Joey was 8 years old, she recalled, when his mother died of hepatitis. His father, a US Air Force pilot who had stayed after the war, also died some years earlier. Bone cancer. She took Joey and his younger brother, Raymond, in.
He was crazy about rock ’n’ roll, Lola Smith recalled. He would sneak off to a friend’s house to play drums, play hooky from Quezon City High School to practice with the neighborhood combos.
One morning, he came home with a ukulele after staying out all night, and Lola Smith broke it over his head.
She eventually gave up, and witnessed her grandson’s rise to fame with a succession of bands: Blue Jazzers, D’Downbeats and finally Juan de la Cruz Band, which she saw at its peak at Araneta Coliseum.
She also knew the other side of his life. “Joey never had the luck,” she said.
Still, she kept photo albums full of snapshots of his early days, now also lost since her death and the eventual demolition of the old house.
The next time I saw Pepe, he was living with a girlfriend in a Makati condo, after splitting from his fourth (?) wife, with whom he had been living for a few years in Baguio City.
He picked up the thread of his story again—after he left D’Downbeats in an acrimonious split, he and guitarist Wally Gonzalez left on a cruise ship for Tokyo in 1969.
Pepe and Wally formed Zero History, sending for bass and keyboard player Mike Hanopol, playing psychedelic rock for an adoring Japanese audience.
Later, Smith joined the legendary heavy blues rock band Speed, Glue and Shinki, bringing in Mike for keyboard and vocal duties.
Smith was on his way back to Tokyo in September 1972 to rejoin Speed, Glue and Shinki, and his Kansai Yamamoto model girlfriend—literally in a cab to the airport—but the airport was closed.

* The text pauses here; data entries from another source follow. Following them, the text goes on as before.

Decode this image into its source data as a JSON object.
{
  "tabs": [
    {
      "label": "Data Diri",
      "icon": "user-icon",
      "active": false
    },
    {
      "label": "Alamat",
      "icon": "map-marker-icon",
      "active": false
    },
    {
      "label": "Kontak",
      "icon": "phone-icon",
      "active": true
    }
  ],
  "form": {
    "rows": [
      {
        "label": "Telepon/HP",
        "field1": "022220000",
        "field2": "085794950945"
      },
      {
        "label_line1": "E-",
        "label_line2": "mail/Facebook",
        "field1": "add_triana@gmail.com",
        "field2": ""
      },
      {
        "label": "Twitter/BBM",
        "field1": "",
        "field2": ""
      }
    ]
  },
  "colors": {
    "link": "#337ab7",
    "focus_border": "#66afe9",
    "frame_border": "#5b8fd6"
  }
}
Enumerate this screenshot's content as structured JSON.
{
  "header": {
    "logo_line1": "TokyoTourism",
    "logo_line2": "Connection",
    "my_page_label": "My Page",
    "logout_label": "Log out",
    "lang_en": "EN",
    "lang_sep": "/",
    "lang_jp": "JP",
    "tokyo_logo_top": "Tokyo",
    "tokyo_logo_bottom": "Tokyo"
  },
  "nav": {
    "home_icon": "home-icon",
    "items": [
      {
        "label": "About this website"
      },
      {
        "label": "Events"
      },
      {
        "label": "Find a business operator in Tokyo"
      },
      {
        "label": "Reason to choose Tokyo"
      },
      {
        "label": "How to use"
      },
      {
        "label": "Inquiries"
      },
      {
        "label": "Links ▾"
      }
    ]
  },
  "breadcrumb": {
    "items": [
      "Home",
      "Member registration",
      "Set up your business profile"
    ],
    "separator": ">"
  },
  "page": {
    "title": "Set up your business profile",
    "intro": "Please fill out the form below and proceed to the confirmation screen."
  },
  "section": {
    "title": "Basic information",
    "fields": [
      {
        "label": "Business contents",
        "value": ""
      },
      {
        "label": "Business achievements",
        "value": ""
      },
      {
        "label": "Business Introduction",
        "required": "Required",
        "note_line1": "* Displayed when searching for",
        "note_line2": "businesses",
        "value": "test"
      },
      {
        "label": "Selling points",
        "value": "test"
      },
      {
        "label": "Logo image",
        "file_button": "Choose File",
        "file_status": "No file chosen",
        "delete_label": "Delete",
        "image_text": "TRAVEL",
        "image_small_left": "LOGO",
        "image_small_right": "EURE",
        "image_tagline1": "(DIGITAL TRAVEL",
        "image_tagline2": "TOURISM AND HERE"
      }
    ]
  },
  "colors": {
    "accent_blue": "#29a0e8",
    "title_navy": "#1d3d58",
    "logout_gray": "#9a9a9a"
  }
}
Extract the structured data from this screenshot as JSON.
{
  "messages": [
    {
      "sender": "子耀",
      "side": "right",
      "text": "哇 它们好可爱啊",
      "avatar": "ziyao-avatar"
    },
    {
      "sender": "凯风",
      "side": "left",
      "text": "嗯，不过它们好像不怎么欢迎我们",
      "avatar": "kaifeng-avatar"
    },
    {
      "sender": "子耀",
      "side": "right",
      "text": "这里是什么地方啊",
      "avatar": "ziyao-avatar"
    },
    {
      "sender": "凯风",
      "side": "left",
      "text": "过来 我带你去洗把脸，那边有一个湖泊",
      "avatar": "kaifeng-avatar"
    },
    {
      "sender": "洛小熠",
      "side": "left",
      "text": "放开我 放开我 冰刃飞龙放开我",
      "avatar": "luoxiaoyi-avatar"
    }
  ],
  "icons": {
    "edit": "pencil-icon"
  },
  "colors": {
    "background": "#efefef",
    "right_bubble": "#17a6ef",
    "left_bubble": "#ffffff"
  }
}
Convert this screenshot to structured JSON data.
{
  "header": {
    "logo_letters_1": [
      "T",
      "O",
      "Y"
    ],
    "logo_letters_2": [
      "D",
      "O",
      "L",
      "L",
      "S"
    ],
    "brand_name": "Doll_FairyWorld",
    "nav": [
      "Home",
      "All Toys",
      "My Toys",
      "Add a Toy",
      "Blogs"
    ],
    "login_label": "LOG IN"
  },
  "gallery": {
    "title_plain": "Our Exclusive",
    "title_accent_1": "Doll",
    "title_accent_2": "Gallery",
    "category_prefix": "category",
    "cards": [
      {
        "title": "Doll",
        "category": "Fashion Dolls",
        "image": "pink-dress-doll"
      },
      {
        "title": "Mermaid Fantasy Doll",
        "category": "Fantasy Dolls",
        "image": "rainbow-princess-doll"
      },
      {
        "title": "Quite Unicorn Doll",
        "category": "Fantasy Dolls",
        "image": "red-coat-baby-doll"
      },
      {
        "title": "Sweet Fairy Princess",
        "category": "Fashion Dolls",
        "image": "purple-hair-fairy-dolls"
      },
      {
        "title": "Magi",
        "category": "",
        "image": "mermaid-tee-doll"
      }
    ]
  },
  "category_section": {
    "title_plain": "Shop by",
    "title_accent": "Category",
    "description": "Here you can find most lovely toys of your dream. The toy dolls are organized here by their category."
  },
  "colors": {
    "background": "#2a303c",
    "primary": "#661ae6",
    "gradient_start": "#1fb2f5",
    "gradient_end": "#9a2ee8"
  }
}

Martial law had been declared.
Three months later, just as he was about to go onstage with his new band, Juan de la Cruz, as the story goes, Pepe dropped some acid and locked himself in the toilet to write the lyrics to “Himig Natin,” the Pinoy rock anthem that will most probably be played at his funeral.
I can only imagine Pepe lying in his coffin, wearing his favorite cowboy boots and a faint smile on his face.